Data provided:
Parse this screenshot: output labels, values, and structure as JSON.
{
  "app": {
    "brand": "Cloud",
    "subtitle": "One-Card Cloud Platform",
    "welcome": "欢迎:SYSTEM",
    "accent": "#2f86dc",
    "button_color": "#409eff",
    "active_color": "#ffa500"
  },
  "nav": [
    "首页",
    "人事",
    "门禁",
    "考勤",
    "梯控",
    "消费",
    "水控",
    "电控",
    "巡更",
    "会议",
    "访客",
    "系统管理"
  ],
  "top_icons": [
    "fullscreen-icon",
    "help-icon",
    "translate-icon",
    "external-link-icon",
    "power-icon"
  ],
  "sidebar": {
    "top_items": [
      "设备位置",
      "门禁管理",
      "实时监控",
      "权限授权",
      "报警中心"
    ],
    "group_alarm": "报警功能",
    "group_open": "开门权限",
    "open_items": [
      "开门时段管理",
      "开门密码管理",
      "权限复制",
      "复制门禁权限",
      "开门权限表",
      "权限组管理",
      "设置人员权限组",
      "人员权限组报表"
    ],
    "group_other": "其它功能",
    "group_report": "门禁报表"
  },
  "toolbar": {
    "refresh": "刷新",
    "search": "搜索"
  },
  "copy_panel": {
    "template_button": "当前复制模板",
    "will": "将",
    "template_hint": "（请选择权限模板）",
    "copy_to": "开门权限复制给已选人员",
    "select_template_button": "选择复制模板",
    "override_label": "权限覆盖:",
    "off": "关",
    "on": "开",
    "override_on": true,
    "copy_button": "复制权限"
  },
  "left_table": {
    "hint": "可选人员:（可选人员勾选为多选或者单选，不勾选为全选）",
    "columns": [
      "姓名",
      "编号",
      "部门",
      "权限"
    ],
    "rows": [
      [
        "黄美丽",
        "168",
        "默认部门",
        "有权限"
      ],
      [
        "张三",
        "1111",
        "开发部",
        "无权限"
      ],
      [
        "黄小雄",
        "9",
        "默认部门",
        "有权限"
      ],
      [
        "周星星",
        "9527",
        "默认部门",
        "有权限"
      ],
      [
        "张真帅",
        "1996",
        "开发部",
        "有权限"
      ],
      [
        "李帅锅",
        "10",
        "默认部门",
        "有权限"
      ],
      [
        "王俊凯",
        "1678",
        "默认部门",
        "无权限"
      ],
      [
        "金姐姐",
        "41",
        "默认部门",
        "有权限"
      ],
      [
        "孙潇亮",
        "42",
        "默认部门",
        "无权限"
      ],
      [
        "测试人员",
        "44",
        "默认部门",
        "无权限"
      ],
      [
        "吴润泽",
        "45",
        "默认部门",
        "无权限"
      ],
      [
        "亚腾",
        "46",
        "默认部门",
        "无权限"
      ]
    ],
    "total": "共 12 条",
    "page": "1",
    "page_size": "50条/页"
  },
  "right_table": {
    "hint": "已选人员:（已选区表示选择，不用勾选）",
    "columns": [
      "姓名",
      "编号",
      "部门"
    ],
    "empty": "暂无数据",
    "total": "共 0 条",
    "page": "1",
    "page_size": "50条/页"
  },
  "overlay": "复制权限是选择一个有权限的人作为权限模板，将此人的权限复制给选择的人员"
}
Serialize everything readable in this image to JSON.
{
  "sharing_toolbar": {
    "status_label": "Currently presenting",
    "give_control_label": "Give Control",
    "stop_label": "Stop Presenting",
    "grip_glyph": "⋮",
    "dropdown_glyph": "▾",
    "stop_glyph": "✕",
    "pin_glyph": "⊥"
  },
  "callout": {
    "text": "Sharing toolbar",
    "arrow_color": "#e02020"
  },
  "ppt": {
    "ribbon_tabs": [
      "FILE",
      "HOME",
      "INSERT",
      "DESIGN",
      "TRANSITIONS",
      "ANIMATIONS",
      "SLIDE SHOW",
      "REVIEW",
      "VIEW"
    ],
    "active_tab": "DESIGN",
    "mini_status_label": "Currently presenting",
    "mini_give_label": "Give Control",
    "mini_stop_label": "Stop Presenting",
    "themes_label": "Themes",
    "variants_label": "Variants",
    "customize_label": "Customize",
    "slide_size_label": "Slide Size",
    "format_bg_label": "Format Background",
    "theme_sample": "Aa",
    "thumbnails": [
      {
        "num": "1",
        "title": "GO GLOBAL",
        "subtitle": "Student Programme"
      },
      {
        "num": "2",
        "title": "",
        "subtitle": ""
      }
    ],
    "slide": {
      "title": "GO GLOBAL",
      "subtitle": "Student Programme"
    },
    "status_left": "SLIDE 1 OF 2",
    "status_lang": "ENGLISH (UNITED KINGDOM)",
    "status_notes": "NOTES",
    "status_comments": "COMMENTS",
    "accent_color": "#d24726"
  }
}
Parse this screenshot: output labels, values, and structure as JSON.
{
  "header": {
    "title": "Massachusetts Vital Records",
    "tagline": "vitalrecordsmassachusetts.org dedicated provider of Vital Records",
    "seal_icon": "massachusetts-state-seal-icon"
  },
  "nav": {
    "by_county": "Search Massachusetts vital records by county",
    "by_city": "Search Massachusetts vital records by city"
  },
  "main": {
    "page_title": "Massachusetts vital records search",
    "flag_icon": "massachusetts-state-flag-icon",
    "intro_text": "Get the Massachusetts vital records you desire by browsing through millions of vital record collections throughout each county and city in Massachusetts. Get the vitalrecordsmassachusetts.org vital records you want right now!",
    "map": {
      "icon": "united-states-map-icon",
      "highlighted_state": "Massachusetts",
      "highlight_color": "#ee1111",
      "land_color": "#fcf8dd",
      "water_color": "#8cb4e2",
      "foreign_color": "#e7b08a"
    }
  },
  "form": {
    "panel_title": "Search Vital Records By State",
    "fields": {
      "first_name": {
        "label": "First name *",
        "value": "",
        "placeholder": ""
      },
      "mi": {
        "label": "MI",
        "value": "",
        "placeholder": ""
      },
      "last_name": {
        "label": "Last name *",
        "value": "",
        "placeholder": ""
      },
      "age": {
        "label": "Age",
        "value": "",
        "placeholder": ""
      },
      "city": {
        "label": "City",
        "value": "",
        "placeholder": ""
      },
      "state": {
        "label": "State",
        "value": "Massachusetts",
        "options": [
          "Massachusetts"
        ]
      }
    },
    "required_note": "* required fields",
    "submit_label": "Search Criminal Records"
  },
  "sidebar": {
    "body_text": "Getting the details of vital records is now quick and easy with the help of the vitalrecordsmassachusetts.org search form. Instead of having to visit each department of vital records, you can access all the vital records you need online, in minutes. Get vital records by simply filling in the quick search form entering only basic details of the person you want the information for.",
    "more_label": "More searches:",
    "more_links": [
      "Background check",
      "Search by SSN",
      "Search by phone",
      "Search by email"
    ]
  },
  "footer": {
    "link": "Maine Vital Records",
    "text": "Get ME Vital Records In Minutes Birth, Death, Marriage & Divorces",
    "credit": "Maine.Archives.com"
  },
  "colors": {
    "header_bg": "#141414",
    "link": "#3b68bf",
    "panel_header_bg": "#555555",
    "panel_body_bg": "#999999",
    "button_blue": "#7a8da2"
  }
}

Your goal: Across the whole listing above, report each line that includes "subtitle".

Task output:
    "subtitle": "One-Card Cloud Platform",
        "subtitle": "Student Programme"
        "subtitle": ""
      "subtitle": "Student Programme"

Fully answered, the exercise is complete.